GFX 3.1 Manhattan (onscreen)

Higher is better

  • Xiaomi Mi 8 SE
    22
  • Samsung Galaxy A50
    13
  • Xiaomi Redmi Note 7
    13
  • Honor 8X
    13
  • Nokia 7.1
    9.7
  • Samsung Galaxy A40
    7.4
  • Motorola Moto G7
    6.4

GFX 3.1 Car scene (1080p offscreen)

Higher is better

  • Xiaomi Mi 8 SE
    13
  • Samsung Galaxy A50
    9.2
  • Xiaomi Redmi Note 7
    9
  • Honor 8X
    7.6
  • Nokia 7.1
    6.3
  • Samsung Galaxy A40
    5.2
  • Motorola Moto G7
    3.8

GFX 3.1 Car scene (onscreen)

Higher is better

  • Xiaomi Mi 8 SE
    12
  • Samsung Galaxy A50
    8
  • Xiaomi Redmi Note 7
    7.7
  • Honor 8X
    6.7
  • Nokia 7.1
    5.9
  • Samsung Galaxy A40
    4.6
  • Motorola Moto G7
    3.5

And as expected, the GPU performance isn't stellar as well. It will probably do just fine for the unpretentious users or those who don't do much gaming but it's measurably slower than pretty much every other alternative in the price range.

It's clear that the chipset isn't designed for heavy users and won't impress you with performance as the emphasis falls on energy efficiency.

Reader comments

  • Y

Same!!! The A40 is meant to at least be good.
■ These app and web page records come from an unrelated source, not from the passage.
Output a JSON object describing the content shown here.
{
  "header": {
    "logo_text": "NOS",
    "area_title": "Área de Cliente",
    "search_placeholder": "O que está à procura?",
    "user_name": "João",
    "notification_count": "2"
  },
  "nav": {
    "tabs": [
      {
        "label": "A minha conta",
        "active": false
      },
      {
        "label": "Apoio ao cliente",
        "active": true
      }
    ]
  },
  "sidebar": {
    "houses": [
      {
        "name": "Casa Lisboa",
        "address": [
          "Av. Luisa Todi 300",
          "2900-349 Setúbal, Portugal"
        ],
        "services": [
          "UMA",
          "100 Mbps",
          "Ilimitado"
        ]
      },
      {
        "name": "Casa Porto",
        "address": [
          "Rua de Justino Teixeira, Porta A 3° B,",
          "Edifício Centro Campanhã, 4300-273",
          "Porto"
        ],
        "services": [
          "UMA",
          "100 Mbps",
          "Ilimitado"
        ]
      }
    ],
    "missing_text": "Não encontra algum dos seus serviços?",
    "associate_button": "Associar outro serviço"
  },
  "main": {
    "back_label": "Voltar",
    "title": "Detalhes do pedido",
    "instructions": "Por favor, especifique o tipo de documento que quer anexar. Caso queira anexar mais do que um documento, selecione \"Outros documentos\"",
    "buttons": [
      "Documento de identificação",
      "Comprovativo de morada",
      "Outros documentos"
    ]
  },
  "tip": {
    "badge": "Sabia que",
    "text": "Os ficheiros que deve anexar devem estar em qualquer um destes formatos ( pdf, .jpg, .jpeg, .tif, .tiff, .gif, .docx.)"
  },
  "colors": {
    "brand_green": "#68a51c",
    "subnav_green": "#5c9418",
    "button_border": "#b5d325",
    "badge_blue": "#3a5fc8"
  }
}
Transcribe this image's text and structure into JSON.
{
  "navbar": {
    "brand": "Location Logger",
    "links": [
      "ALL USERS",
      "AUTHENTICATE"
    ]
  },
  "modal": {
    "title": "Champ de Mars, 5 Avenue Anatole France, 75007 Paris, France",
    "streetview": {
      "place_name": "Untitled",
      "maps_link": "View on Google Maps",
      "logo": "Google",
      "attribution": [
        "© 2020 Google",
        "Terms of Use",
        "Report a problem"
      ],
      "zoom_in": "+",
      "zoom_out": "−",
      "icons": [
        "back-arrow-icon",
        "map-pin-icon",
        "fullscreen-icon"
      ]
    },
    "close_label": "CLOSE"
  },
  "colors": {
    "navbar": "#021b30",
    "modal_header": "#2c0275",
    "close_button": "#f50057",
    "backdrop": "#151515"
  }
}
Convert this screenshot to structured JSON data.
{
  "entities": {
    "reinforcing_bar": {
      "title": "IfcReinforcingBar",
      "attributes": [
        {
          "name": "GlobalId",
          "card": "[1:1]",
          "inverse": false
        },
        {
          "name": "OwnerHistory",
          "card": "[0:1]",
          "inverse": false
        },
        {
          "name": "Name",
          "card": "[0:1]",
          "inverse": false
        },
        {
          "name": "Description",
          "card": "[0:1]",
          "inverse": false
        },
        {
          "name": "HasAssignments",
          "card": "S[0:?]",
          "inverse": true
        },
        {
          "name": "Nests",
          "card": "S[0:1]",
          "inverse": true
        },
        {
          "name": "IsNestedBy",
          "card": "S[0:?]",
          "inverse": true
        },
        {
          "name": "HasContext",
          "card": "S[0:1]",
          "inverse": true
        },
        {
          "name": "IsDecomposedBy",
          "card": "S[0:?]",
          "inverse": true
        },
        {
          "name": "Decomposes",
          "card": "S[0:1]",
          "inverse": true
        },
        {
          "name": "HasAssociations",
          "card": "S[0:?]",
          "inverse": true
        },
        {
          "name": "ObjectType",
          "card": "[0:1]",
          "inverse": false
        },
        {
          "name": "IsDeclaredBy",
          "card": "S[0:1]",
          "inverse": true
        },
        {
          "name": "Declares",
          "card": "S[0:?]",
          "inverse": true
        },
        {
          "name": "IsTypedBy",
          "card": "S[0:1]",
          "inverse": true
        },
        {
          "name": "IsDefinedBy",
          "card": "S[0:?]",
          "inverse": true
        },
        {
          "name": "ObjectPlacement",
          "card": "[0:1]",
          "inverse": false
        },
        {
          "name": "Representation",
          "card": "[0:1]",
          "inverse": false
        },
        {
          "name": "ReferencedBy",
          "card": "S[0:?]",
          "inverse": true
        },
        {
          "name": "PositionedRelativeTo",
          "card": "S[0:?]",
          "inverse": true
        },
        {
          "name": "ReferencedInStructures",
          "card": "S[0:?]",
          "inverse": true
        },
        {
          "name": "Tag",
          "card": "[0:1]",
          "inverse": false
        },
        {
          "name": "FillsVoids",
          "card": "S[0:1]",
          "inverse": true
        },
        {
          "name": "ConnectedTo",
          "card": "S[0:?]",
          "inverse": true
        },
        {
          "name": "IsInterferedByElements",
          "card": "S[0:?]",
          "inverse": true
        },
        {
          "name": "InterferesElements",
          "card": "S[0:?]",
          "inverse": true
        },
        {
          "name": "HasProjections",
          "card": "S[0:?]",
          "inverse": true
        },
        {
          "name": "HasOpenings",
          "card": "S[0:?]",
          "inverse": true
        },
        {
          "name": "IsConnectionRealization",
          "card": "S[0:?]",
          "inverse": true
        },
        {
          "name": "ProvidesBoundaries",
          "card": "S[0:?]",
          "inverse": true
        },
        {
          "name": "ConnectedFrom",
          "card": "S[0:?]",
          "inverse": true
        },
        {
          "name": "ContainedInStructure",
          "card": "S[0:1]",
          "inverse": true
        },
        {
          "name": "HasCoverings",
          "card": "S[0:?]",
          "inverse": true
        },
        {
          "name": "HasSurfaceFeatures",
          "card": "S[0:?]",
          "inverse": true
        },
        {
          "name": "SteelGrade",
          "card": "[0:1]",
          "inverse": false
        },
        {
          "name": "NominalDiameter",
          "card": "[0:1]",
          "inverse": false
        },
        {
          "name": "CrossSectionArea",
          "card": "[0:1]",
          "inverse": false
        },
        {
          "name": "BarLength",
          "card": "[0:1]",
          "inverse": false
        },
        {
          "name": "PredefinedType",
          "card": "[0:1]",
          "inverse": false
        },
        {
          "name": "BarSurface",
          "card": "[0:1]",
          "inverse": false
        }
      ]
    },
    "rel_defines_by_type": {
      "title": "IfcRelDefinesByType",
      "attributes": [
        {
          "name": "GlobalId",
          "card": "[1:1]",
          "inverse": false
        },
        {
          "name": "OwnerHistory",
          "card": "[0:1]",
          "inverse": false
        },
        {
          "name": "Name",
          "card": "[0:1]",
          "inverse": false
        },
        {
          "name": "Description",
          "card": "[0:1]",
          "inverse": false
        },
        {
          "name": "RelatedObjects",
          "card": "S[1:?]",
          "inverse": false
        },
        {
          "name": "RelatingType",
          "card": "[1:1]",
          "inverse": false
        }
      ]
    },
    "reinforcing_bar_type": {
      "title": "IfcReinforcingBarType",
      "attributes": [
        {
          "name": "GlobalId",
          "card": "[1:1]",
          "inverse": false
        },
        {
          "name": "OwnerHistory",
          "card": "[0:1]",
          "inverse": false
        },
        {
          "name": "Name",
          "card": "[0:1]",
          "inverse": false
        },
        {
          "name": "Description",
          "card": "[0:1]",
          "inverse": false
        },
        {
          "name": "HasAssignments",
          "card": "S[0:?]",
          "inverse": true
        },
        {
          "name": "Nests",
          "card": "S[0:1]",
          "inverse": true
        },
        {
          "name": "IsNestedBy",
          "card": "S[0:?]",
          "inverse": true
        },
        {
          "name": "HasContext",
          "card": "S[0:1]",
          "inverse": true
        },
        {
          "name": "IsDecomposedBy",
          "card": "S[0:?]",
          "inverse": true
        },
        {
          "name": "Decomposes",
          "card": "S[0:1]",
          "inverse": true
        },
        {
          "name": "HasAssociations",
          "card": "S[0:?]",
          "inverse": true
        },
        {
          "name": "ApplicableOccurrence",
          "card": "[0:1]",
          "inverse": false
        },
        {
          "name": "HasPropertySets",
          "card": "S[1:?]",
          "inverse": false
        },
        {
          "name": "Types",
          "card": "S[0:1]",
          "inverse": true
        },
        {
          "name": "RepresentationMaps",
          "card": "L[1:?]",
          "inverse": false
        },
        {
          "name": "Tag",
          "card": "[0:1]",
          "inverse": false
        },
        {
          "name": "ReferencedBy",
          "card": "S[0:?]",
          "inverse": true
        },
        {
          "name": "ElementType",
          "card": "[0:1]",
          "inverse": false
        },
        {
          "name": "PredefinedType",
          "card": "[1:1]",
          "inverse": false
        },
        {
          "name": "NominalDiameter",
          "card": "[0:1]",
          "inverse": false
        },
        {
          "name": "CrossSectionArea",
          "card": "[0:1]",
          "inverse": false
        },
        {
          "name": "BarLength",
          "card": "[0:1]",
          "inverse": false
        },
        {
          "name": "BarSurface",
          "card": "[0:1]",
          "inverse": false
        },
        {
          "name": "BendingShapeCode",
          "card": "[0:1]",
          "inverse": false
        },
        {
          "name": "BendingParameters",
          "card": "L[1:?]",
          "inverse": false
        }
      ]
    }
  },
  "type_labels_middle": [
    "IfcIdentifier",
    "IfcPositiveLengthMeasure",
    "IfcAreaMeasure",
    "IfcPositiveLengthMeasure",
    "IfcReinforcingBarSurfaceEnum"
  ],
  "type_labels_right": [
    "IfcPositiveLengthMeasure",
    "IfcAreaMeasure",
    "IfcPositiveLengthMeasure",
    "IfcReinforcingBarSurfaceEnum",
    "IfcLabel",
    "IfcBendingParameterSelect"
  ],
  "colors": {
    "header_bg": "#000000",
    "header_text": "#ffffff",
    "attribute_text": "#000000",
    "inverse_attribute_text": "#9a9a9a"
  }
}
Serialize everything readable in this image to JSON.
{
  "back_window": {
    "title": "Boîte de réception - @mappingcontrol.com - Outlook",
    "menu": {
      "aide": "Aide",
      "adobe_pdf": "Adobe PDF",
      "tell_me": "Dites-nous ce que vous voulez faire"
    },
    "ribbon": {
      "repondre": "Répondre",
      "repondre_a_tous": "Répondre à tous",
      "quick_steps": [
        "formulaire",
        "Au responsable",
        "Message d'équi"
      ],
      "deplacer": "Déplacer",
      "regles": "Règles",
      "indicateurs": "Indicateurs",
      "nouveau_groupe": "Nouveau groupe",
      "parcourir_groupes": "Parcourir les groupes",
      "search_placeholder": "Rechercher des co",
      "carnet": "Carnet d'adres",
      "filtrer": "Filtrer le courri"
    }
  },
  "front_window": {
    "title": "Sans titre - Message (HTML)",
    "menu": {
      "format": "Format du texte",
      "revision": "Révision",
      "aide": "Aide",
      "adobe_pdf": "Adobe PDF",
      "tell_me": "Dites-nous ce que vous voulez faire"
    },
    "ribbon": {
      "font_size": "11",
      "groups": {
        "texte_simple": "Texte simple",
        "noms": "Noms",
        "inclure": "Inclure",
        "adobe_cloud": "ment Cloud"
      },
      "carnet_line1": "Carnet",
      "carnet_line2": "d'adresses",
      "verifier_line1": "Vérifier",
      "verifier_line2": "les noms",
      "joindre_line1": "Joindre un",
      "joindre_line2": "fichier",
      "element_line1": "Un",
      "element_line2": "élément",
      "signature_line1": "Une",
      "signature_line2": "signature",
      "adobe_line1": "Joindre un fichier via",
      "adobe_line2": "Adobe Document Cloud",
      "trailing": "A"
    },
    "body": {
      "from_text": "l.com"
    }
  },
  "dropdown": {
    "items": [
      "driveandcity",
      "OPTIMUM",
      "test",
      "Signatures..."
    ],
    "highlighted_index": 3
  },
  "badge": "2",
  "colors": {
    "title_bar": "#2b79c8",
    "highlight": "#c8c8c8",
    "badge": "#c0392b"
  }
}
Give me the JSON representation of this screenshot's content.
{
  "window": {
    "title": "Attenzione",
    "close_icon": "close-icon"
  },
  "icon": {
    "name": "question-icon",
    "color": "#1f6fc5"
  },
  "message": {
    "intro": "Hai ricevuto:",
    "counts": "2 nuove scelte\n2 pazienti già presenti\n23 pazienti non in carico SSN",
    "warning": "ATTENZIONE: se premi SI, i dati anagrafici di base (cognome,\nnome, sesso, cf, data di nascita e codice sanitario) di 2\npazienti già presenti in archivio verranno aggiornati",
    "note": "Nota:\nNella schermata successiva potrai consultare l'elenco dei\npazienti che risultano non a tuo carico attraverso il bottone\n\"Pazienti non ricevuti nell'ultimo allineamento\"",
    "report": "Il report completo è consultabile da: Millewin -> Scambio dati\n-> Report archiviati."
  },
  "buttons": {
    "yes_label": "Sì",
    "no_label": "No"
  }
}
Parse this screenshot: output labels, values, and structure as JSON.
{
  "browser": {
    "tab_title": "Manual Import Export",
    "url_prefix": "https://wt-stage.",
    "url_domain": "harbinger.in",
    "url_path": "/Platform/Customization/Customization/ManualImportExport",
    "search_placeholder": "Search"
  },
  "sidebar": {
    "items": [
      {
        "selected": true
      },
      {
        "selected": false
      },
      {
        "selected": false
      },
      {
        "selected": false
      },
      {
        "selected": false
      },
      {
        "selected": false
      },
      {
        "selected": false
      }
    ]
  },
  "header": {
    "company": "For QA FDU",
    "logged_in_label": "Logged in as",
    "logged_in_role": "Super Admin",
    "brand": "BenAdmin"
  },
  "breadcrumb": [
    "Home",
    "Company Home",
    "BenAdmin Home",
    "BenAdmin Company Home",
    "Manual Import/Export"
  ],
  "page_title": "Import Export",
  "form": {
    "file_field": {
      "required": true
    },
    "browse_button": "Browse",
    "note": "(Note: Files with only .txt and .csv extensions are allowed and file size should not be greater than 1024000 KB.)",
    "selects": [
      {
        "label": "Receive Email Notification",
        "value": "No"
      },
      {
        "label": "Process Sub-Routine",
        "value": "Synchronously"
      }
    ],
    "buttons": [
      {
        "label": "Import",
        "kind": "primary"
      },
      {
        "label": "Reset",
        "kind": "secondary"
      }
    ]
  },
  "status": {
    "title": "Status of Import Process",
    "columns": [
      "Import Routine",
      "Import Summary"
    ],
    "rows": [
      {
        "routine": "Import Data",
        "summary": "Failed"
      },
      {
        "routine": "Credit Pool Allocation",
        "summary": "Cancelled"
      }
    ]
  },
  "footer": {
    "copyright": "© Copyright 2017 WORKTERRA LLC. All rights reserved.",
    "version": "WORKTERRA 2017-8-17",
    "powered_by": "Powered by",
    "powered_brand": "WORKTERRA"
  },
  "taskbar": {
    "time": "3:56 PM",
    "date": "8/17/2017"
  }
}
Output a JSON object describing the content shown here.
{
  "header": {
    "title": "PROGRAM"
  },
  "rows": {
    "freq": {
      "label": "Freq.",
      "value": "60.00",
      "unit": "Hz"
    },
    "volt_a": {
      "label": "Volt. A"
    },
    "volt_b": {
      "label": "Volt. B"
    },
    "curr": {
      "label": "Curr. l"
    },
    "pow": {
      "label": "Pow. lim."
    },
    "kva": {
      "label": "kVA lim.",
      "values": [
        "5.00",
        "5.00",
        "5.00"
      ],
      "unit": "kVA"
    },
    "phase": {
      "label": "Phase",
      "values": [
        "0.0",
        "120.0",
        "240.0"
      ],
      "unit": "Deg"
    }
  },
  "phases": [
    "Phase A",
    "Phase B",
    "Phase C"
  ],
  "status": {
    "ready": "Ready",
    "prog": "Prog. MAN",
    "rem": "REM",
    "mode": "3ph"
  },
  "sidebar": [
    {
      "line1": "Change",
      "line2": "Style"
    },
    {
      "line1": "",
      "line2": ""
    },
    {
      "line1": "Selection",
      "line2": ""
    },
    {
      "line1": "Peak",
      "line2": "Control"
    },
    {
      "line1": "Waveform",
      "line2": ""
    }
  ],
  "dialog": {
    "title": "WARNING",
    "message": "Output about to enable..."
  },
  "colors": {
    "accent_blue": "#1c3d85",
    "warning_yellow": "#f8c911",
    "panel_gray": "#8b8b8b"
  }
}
I couldn't even use mine.

  • Anonymous

Boy you just learn how to mount your Sim card properly. A40 is just fine device for social media, web browsing, messaging and listening to music. Mine is 2 years old and I can't find such a compact working horse . And the audii quality is excell...

  • Anonymous

It's the worst smartphone i have ever had. It has a cheaply made body out of plastic, which scratches really easily, it's very unreliable (i have this phone since two years and it has broken already twice), volume keys and power button stop...